> ASSIGNED TASK
Go through the material below and return each line with the string "title" in it.

===

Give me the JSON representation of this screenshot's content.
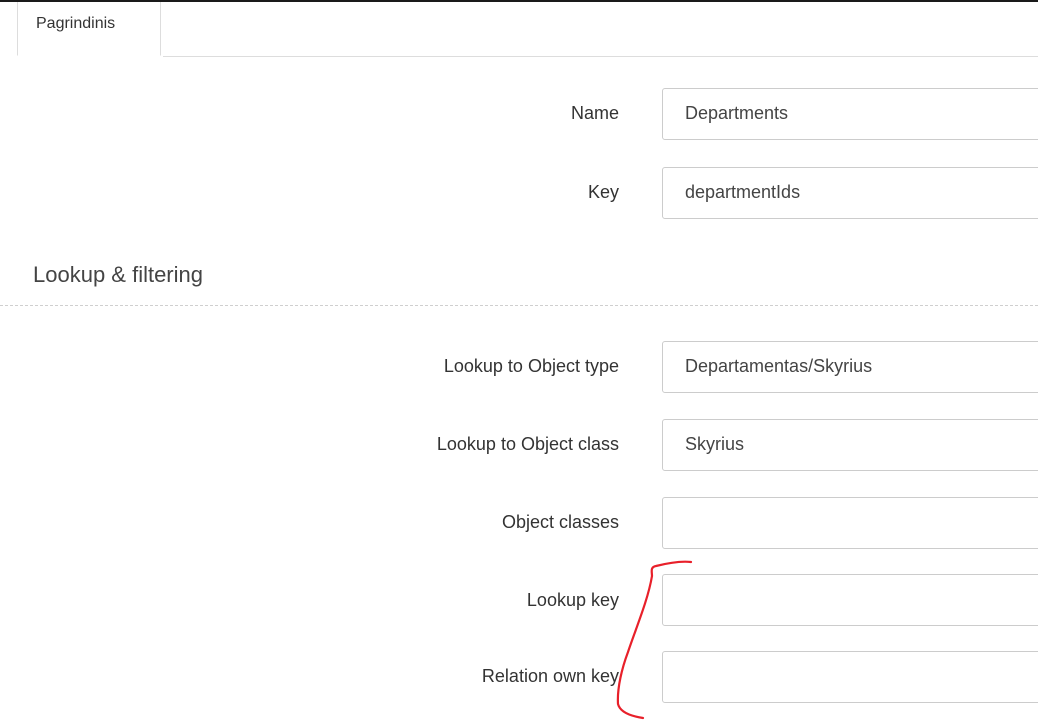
{
  "tabs": {
    "active_label": "Pagrindinis"
  },
  "general": {
    "name_label": "Name",
    "name_value": "Departments",
    "key_label": "Key",
    "key_value": "departmentIds"
  },
  "lookup_section": {
    "title": "Lookup & filtering",
    "object_type_label": "Lookup to Object type",
    "object_type_value": "Departamentas/Skyrius",
    "object_class_label": "Lookup to Object class",
    "object_class_value": "Skyrius",
    "object_classes_label": "Object classes",
    "object_classes_value": "",
    "lookup_key_label": "Lookup key",
    "lookup_key_value": "",
    "relation_own_key_label": "Relation own key",
    "relation_own_key_value": ""
  },
  "annotation": {
    "color": "#e8202a"
  }
}
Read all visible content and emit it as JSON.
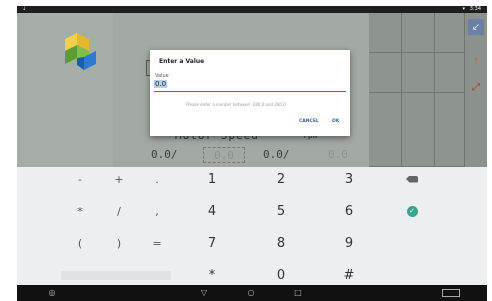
{
  "status_bar": {
    "time": "3:34"
  },
  "app": {
    "motor_label": "Motor Speed",
    "rpm_label": "rpm",
    "readouts": [
      "0.0/",
      "0.0",
      "0.0/",
      "0.0"
    ]
  },
  "dialog": {
    "title": "Enter a Value",
    "value_label": "Value",
    "value": "0.0",
    "hint": "Please enter a number between -280.0 and 280.0",
    "cancel_label": "CANCEL",
    "ok_label": "OK"
  },
  "keyboard": {
    "row1": [
      "-",
      "+",
      ".",
      "1",
      "2",
      "3"
    ],
    "row2": [
      "*",
      "/",
      ",",
      "4",
      "5",
      "6"
    ],
    "row3": [
      "(",
      ")",
      "=",
      "7",
      "8",
      "9"
    ],
    "row4": [
      "*",
      "0",
      "#"
    ],
    "delete_icon": "backspace-icon",
    "done_icon": "check-icon"
  },
  "nav_bar": {
    "icons": [
      "logo-icon",
      "back-icon",
      "home-icon",
      "recents-icon",
      "keyboard-icon"
    ]
  },
  "colors": {
    "accent": "#3a6fb4",
    "done": "#3aa38e",
    "nav": "#111111"
  }
}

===

> TASK RESPONSE
    "title": "Lookup & filtering",
    "title": "Enter a Value",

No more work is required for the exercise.